EER Diagrams are useful for visualizing complex database schemata. They are often created for existing databases, to clarify their purpose or document them. MySQL Workbench provides facilities for reverse engineering existing databases, and then creating an EER Diagram automatically. In this case relationship lines between foreign keys in the table will automatically be drawn. This graphical representation makes the relationships between the tables much easier to understand. However, one of the most popular storage engines for MySQL, MyISAM, does not include support for foreign keys. This means that MyISAM tables that are reverse engineered will not automatically have the relationship lines drawn between tables, making the database harder to understand. The plugin that will be created in this tutorial gets around this problem by using the fact that a naming convention is very often used for foreign keys: tablename_primarykeyname. Using this convention, foreign keys can automatically be created after a database is reverse engineered, which will result in relationship lines being drawn in the EER diagram.


The basic algorithm for this task would be as follows:

for each table in the schema
   for each column in the table
      look for another table whose name and primary key name match the current column name
      if such a table is found, add a foreign key referencing it

As iterating the complete table list to find a match can be slow for models with a large number of tables, it is necessary to optimize by pre-computing all possible foreign key names in a given schema.

import grt

def auto_create_fks(schema):
   fk_name_format = "%(table)s_%(pk)s"
   possible_fks = {}
   # create the list of possible foreign keys from the list of tables
   for table in schema.tables:
      if table.primaryKey:
         format_args = {'table', 'pk'}
         fkname = fk_name_format % format_args
         possible_fks[fkname] = table

   # go through all tables in schema, this time to find columns that may be a fk
   for table in schema.tables:
      for column in table.columns:
         if possible_fks.has_key(
            ref_table = possible_fks[]
            if ref_table.primaryKey.formattedType != column.type:
            fk = table.createForeignKey("_fk")
            fk.referencedTable = ref_table
            print "Created foreign key %s from %s.%s to %s.%s" % (,,,,


Creating a Plugin from a Script

To create a plugin from an arbitrary script, it is first necessary to make the file a module, and export the required function from it. It is then necessary to declare the module as a plugin, and specify the return type and input arguments.

from wb import *
import grt

ModuleInfo = DefineModule(name="AutoFK", author="John Doe", version="1.0")

@ModuleInfo.plugin("sample.createGuessedForeignKeys", caption="Create Foreign Keys from ColumnNames",
input=[wbinputs.objectOfClass("db.mysql.schema")], groups=["Overview/Utility"])
@ModuleInfo.export(grt.INT, grt.classes.db_mysql_Schema)
def auto_create_fks(schema):

With the addition of the above code, the auto_create_fks() function is exported and will be added to the schema context menu in the model overview.
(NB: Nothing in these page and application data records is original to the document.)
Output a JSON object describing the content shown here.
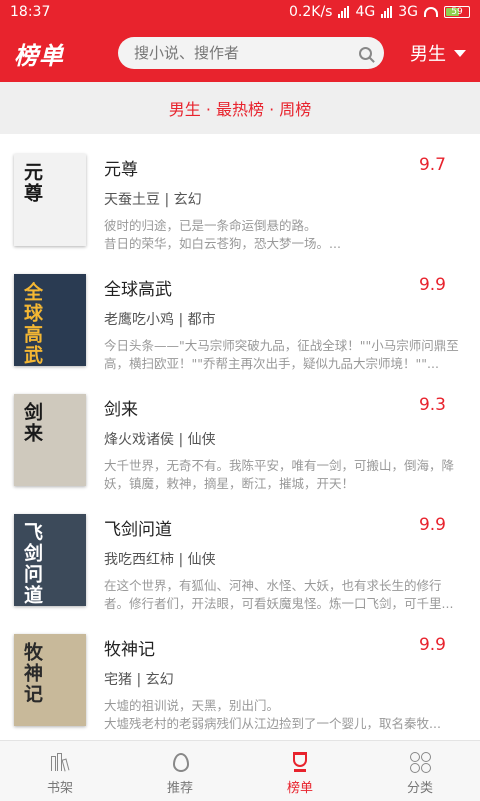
{
  "status_bar": {
    "time": "18:37",
    "network_speed": "0.2K/s",
    "network_1": "4G",
    "network_2": "3G",
    "battery": "59",
    "battery_level": 0.59
  },
  "header": {
    "title": "榜单",
    "search_placeholder": "搜小说、搜作者",
    "gender_label": "男生"
  },
  "subtitle": "男生 · 最热榜 · 周榜",
  "colors": {
    "accent": "#e8232d",
    "title": "#222222",
    "meta": "#555555",
    "desc": "#999999"
  },
  "books": [
    {
      "title": "元尊",
      "score": "9.7",
      "author_genre": "天蚕土豆 | 玄幻",
      "desc": "彼时的归途，已是一条命运倒悬的路。\n昔日的荣华，如白云苍狗，恐大梦一场。...",
      "cover_text": "元尊",
      "cover_bg": "#f2f2f2",
      "cover_fg": "#1a1a1a"
    },
    {
      "title": "全球高武",
      "score": "9.9",
      "author_genre": "老鹰吃小鸡 | 都市",
      "desc": "今日头条——\"大马宗师突破九品，征战全球！\"\"小马宗师问鼎至高，横扫欧亚！\"\"乔帮主再次出手，疑似九品大宗师境！\"\"...",
      "cover_text": "全球高武",
      "cover_bg": "#2a3b52",
      "cover_fg": "#f4b733"
    },
    {
      "title": "剑来",
      "score": "9.3",
      "author_genre": "烽火戏诸侯 | 仙侠",
      "desc": "大千世界，无奇不有。我陈平安，唯有一剑，可搬山，倒海，降妖，镇魔，敕神，摘星，断江，摧城，开天！",
      "cover_text": "剑来",
      "cover_bg": "#cfc9bd",
      "cover_fg": "#1a1a1a"
    },
    {
      "title": "飞剑问道",
      "score": "9.9",
      "author_genre": "我吃西红柿 | 仙侠",
      "desc": "在这个世界，有狐仙、河神、水怪、大妖，也有求长生的修行者。修行者们，开法眼，可看妖魔鬼怪。炼一口飞剑，可千里...",
      "cover_text": "飞剑问道",
      "cover_bg": "#3c4a5a",
      "cover_fg": "#ffffff"
    },
    {
      "title": "牧神记",
      "score": "9.9",
      "author_genre": "宅猪 | 玄幻",
      "desc": "大墟的祖训说，天黑，别出门。\n大墟残老村的老弱病残们从江边捡到了一个婴儿，取名秦牧...",
      "cover_text": "牧神记",
      "cover_bg": "#c8b99a",
      "cover_fg": "#2a2a2a"
    }
  ],
  "tabbar": [
    {
      "label": "书架",
      "icon": "bookshelf-icon",
      "active": false
    },
    {
      "label": "推荐",
      "icon": "flame-icon",
      "active": false
    },
    {
      "label": "榜单",
      "icon": "trophy-icon",
      "active": true
    },
    {
      "label": "分类",
      "icon": "category-icon",
      "active": false
    }
  ]
}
When invoked it will receive the currently selected schema as its input.